### [Problem to solve]
Every line of the records that holds the word "title" should be copied.

[Excerpts from an interface dataset]
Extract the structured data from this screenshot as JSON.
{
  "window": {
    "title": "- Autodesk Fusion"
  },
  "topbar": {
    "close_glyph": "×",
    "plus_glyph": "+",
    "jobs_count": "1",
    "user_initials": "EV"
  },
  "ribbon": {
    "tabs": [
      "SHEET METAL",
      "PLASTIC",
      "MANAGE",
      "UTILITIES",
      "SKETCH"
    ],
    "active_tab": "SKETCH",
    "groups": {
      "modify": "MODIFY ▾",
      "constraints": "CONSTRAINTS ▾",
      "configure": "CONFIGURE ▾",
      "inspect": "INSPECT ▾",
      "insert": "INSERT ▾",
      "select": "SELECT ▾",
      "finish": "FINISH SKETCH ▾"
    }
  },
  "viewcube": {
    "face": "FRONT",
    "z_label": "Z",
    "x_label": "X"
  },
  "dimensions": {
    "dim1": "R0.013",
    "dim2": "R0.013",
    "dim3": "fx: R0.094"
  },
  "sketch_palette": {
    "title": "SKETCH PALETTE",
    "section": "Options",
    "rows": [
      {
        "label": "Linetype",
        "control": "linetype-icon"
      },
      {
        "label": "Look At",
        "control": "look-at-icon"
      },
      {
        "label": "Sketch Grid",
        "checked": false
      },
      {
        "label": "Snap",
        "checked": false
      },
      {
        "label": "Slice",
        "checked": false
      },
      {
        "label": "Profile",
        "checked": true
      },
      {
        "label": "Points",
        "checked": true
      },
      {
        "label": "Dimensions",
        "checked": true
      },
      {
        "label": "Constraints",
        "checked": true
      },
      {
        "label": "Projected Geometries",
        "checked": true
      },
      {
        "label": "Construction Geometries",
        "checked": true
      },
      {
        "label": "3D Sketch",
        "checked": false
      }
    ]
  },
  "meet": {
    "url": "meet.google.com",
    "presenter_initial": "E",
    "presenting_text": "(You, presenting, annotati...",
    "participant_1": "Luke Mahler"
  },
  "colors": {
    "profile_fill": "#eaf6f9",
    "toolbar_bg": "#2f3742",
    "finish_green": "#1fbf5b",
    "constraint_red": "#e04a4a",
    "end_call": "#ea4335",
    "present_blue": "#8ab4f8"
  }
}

### [Result below]
    "title": "- Autodesk Fusion"
    "title": "SKETCH PALETTE",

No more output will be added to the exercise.